Exercise description: What lines in the listing include "label"? Return a copy of each.

■ ■ ■ ■ ■

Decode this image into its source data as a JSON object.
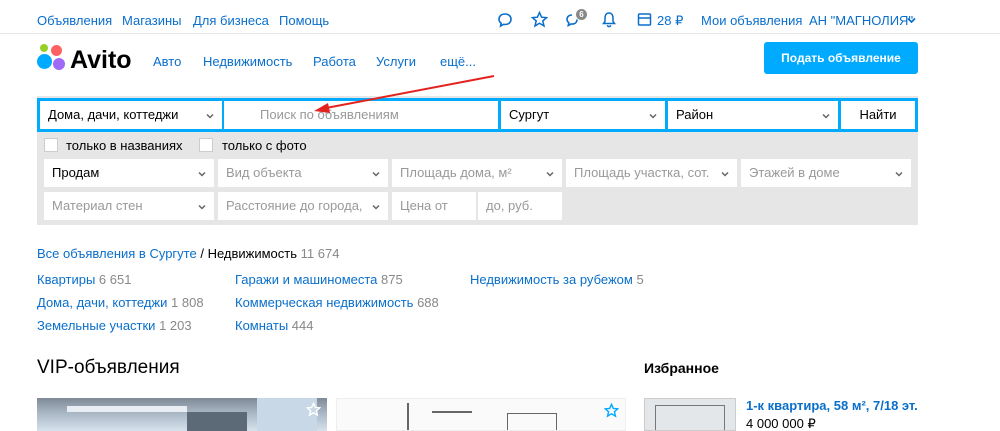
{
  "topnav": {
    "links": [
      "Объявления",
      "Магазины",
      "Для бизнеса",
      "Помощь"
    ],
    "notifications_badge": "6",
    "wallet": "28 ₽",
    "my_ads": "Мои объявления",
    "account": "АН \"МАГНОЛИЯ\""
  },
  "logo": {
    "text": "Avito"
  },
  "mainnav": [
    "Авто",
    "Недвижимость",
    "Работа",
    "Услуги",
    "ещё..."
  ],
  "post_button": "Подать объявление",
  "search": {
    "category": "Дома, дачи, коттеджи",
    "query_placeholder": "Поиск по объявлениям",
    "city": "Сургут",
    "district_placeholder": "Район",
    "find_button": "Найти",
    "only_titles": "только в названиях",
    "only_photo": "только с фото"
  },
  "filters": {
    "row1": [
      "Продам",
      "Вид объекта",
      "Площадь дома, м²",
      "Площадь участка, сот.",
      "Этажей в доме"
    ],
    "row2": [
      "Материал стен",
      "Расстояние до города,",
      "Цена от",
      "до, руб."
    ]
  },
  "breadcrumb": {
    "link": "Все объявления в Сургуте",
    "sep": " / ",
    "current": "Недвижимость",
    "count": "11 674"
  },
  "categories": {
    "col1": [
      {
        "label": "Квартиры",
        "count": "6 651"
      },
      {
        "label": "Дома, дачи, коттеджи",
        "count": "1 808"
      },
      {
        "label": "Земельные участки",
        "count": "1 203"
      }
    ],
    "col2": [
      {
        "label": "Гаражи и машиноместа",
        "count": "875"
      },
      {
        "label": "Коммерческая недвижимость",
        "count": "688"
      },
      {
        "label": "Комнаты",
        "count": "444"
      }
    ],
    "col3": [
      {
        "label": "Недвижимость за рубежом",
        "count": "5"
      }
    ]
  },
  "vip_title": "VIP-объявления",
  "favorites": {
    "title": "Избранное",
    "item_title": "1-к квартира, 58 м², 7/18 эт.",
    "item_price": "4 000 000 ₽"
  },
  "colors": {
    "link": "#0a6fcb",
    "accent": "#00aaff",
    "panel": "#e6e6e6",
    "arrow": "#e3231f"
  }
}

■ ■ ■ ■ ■

Result of this exercise:
        "label": "Квартиры",
        "label": "Дома, дачи, коттеджи",
        "label": "Земельные участки",
        "label": "Гаражи и машиноместа",
        "label": "Коммерческая недвижимость",
        "label": "Комнаты",
        "label": "Недвижимость за рубежом",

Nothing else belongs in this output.